Exercise brief
Examine each line of the data. Copy those that contain the string "icon".
"""
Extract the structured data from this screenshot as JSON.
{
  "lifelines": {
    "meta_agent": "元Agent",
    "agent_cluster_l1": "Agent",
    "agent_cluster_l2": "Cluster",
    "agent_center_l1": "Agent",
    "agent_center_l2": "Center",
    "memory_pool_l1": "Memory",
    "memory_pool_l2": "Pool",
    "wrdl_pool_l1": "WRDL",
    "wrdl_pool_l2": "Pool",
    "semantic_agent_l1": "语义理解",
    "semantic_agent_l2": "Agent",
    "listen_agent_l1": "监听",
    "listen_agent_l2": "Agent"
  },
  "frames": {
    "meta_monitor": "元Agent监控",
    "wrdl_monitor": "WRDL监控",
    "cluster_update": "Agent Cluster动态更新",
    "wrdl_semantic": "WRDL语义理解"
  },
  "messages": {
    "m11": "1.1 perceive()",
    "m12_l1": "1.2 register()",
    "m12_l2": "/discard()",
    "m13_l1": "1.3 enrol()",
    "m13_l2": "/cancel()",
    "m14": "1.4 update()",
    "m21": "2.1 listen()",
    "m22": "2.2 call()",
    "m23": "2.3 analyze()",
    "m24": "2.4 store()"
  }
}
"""
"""
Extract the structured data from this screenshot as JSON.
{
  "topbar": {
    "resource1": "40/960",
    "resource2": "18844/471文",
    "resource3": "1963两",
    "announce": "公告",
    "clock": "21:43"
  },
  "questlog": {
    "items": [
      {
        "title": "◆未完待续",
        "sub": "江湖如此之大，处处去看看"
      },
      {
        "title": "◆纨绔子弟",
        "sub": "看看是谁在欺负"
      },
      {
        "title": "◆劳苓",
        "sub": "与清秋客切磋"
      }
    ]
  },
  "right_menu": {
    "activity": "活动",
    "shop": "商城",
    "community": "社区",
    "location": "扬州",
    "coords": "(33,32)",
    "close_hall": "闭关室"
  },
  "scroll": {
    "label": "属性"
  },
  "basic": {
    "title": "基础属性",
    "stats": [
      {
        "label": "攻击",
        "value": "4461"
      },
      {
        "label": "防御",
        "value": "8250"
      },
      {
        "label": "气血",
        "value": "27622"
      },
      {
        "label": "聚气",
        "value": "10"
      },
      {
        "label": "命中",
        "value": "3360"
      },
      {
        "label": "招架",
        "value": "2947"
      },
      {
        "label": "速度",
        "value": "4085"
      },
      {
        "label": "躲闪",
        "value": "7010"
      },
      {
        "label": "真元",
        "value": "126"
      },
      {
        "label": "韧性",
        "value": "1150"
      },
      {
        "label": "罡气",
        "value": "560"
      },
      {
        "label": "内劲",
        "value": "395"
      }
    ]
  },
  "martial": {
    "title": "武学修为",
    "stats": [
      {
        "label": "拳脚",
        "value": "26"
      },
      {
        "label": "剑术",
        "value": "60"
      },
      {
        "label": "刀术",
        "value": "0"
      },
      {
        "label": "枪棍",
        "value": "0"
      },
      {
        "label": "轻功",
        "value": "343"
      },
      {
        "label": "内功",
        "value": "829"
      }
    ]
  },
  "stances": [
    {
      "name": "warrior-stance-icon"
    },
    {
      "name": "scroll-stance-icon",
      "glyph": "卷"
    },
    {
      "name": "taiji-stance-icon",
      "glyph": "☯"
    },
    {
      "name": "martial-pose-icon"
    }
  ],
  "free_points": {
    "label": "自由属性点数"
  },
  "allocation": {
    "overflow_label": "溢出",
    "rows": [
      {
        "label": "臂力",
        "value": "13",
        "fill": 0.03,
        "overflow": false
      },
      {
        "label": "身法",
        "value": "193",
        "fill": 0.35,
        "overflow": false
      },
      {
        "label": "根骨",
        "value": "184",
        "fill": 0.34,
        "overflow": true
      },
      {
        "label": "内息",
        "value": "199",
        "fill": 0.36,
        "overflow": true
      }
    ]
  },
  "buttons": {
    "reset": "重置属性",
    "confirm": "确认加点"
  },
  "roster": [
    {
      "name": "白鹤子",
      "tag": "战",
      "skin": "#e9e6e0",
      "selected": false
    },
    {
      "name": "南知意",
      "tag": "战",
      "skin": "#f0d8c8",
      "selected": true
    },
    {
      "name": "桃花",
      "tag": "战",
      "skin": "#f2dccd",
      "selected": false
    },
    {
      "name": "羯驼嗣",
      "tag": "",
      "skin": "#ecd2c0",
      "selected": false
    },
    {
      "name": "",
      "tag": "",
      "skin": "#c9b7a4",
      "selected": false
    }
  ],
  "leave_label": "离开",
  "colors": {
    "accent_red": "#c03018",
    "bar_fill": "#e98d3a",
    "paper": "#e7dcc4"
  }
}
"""
Response to this task
      "name": "warrior-stance-icon"
      "name": "scroll-stance-icon",
      "name": "taiji-stance-icon",
      "name": "martial-pose-icon"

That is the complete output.